Out of the lines below, please list those that hold the string "bank".

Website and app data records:
......
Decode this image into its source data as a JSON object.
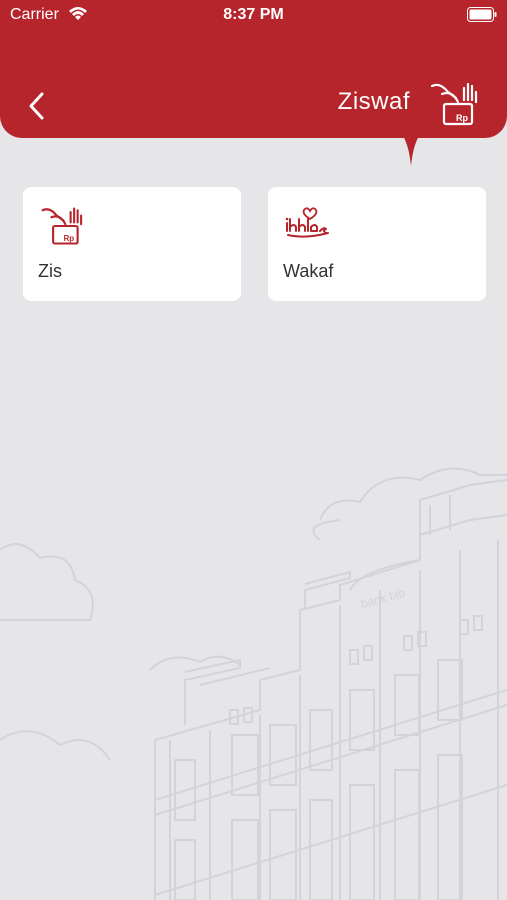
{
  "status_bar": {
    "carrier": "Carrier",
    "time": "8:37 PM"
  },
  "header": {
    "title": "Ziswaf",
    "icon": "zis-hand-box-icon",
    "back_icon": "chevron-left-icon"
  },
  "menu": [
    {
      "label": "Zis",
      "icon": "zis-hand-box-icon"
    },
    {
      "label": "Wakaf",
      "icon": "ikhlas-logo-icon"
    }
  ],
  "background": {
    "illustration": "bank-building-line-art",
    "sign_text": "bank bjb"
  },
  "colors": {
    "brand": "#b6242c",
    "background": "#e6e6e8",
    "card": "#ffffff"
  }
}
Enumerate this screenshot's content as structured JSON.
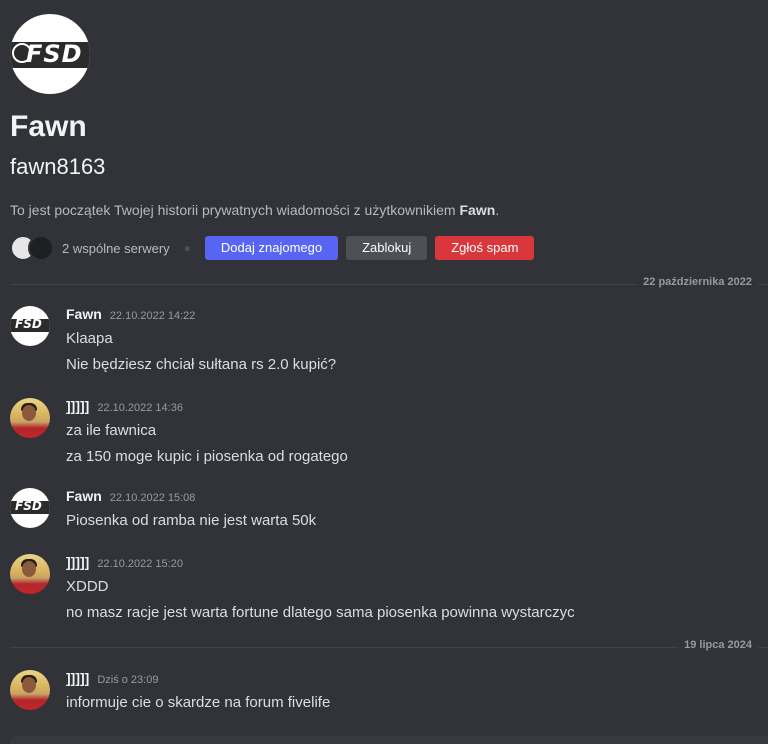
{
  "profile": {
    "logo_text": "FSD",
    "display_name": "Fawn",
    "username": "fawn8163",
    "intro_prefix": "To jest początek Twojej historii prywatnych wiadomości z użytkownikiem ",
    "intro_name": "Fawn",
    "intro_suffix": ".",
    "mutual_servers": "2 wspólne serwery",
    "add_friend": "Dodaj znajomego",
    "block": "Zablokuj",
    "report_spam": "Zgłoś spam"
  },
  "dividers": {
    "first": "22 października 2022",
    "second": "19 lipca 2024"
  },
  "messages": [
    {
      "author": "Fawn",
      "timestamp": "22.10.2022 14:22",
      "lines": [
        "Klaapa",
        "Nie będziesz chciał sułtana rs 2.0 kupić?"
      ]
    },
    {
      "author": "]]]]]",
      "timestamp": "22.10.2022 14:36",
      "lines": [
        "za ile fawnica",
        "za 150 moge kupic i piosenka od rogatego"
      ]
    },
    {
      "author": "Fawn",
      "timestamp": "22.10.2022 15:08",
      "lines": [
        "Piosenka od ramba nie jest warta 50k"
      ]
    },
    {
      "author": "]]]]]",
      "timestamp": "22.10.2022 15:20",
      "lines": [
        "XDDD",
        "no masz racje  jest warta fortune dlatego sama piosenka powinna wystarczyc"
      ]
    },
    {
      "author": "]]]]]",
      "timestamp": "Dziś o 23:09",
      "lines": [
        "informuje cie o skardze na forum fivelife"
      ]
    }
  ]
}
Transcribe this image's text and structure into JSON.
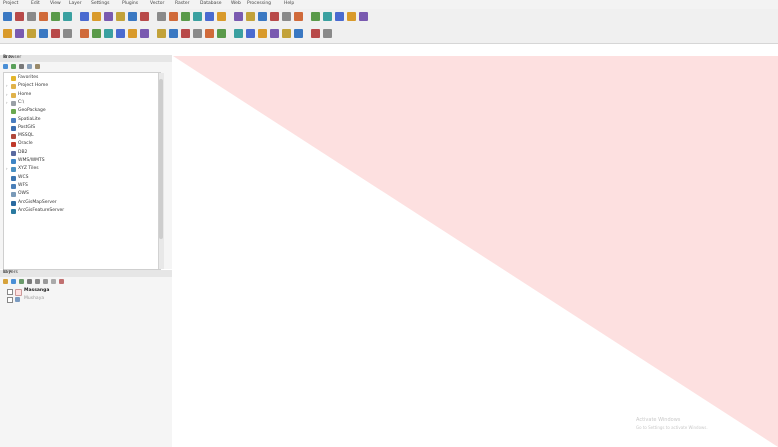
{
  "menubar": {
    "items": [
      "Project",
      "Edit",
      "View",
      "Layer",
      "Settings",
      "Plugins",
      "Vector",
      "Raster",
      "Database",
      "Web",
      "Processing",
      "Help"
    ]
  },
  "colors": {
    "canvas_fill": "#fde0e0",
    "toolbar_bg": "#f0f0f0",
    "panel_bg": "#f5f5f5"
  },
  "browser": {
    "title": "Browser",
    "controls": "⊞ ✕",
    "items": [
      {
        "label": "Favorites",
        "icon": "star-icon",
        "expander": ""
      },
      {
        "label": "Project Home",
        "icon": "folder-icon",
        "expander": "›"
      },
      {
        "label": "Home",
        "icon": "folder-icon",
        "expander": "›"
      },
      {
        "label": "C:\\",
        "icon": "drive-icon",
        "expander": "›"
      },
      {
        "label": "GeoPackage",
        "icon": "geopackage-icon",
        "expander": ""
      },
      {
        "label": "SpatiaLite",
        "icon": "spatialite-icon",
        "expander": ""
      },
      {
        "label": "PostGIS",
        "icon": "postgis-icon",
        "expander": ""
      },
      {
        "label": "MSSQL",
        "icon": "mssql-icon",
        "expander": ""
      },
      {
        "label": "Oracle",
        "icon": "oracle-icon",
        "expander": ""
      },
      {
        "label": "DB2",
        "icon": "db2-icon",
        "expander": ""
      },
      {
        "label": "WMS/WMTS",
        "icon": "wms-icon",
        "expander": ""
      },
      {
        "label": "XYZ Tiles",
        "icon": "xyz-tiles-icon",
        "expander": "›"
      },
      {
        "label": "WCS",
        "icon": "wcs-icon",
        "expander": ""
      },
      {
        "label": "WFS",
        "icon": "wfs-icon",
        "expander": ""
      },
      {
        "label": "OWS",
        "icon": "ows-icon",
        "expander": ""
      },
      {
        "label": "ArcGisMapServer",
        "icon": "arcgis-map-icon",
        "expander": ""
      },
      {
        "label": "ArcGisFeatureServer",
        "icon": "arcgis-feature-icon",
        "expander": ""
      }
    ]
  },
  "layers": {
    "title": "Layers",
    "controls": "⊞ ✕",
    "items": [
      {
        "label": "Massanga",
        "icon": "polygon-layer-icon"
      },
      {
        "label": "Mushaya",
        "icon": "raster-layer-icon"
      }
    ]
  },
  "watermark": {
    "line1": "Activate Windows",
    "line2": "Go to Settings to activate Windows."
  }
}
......
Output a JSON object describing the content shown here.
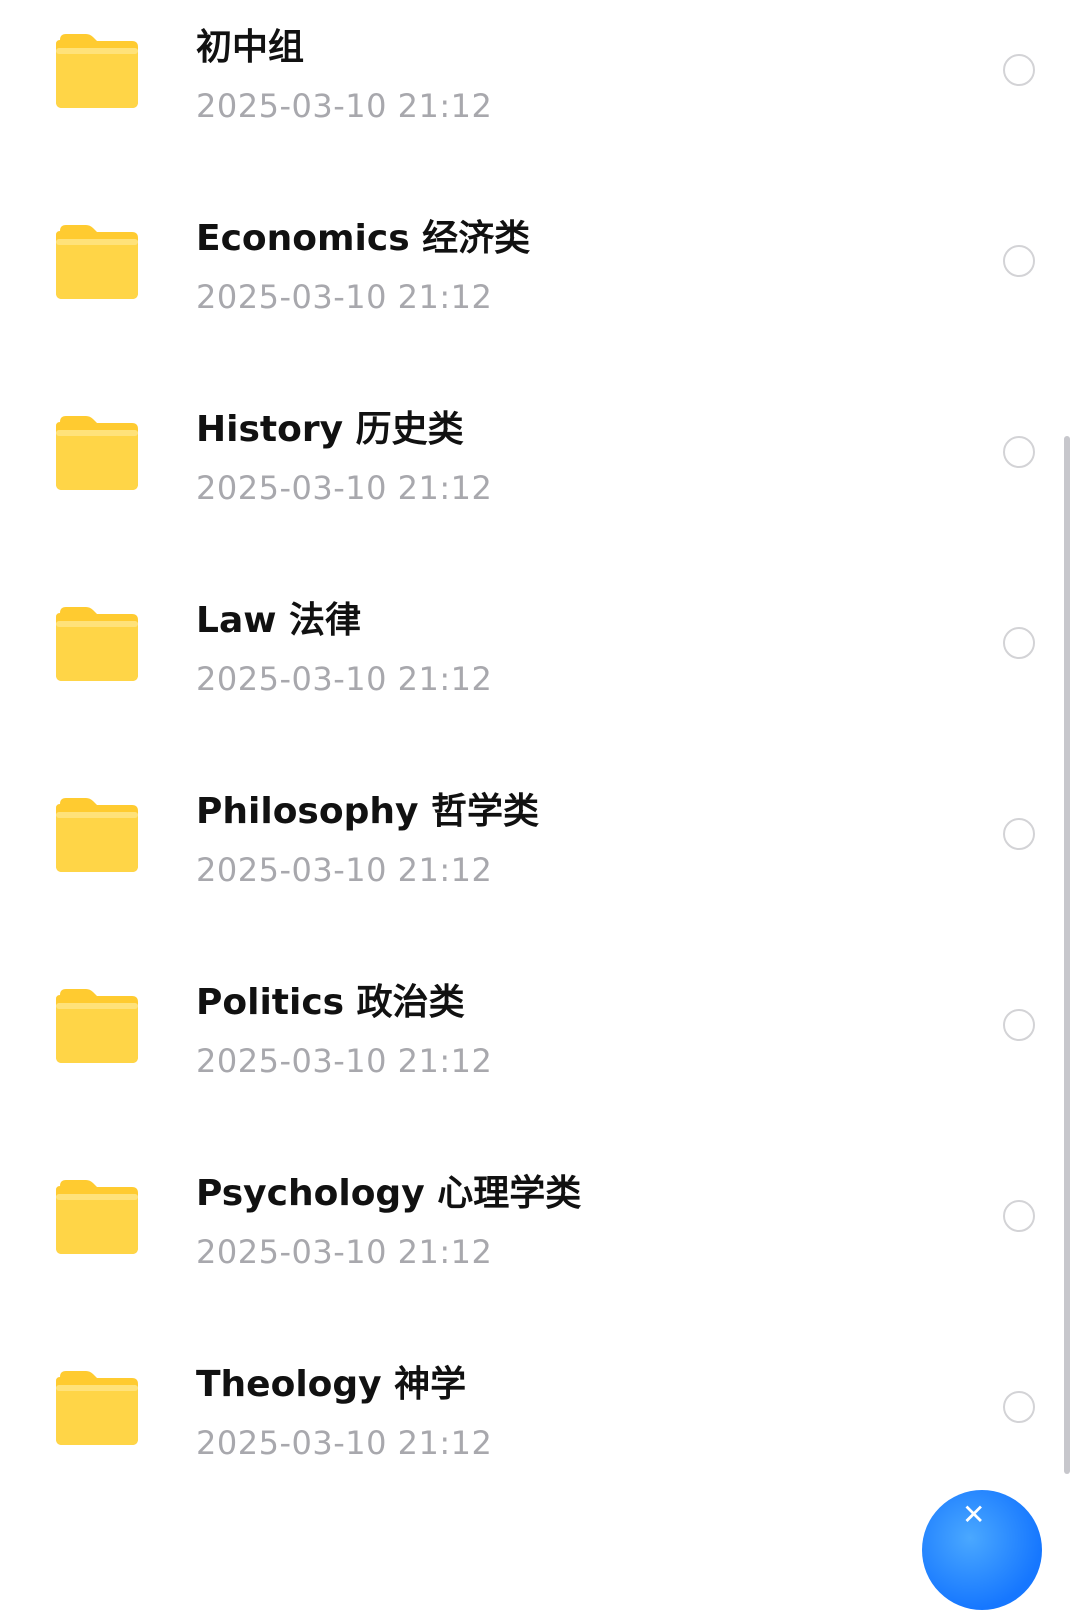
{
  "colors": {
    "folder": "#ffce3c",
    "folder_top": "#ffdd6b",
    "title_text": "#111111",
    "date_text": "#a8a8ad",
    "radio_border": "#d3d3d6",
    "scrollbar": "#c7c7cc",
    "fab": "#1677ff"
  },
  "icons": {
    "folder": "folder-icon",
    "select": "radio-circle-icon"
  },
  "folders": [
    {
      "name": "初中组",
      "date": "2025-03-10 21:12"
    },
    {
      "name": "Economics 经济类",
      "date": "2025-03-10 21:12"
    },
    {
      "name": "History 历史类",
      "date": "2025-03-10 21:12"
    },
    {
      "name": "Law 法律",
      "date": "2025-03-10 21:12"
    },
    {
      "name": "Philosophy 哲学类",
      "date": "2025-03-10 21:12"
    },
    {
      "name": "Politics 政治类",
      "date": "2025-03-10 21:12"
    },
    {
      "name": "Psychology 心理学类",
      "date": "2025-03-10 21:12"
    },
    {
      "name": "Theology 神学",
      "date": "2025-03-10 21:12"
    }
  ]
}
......
◆ WRITTEN RESPONSE ◆
    "illustration": "bank-building-line-art",
    "sign_text": "bank bjb"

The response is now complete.